■ Exercise instructions ■
The reply should reproduce every line of the data below word for word, minus any images.

■ Data records ■
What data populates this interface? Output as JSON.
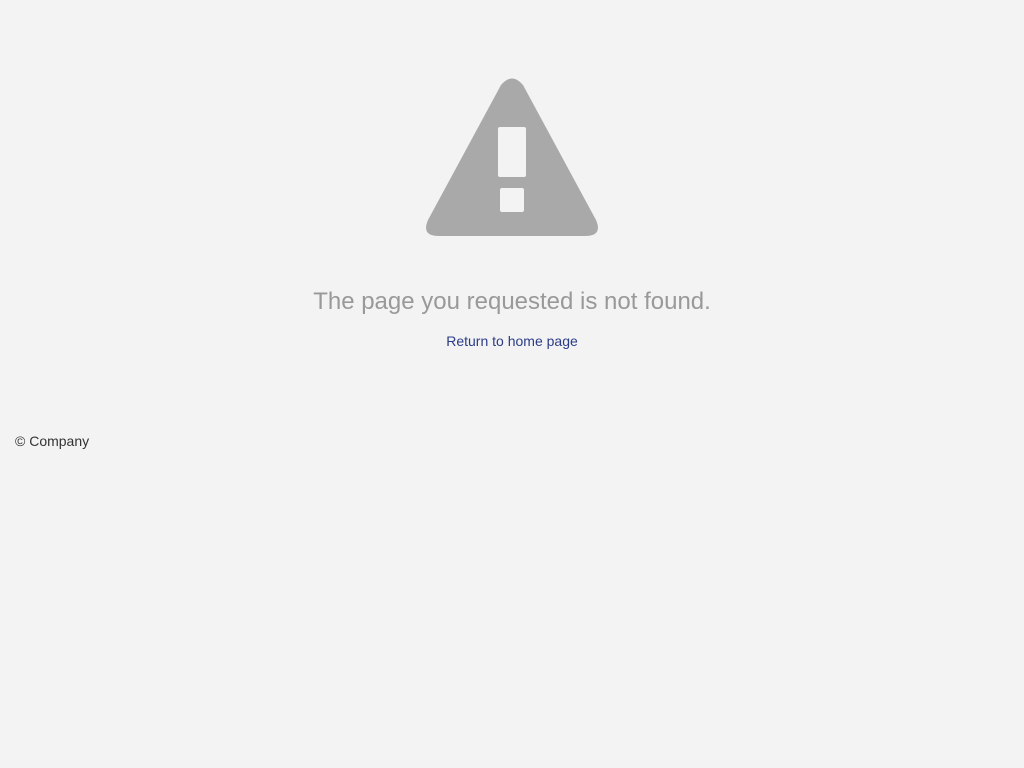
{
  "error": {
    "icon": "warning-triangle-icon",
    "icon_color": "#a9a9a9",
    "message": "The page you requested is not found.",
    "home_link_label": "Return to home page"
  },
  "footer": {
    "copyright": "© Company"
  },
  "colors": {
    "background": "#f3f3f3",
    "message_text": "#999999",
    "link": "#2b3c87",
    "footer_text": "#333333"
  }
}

■ Written answer ■
What data populates this interface? Output as JSON.
{
  "error": {
    "icon": "warning-triangle-icon",
    "icon_color": "#a9a9a9",
    "message": "The page you requested is not found.",
    "home_link_label": "Return to home page"
  },
  "footer": {
    "copyright": "© Company"
  },
  "colors": {
    "background": "#f3f3f3",
    "message_text": "#999999",
    "link": "#2b3c87",
    "footer_text": "#333333"
  }
}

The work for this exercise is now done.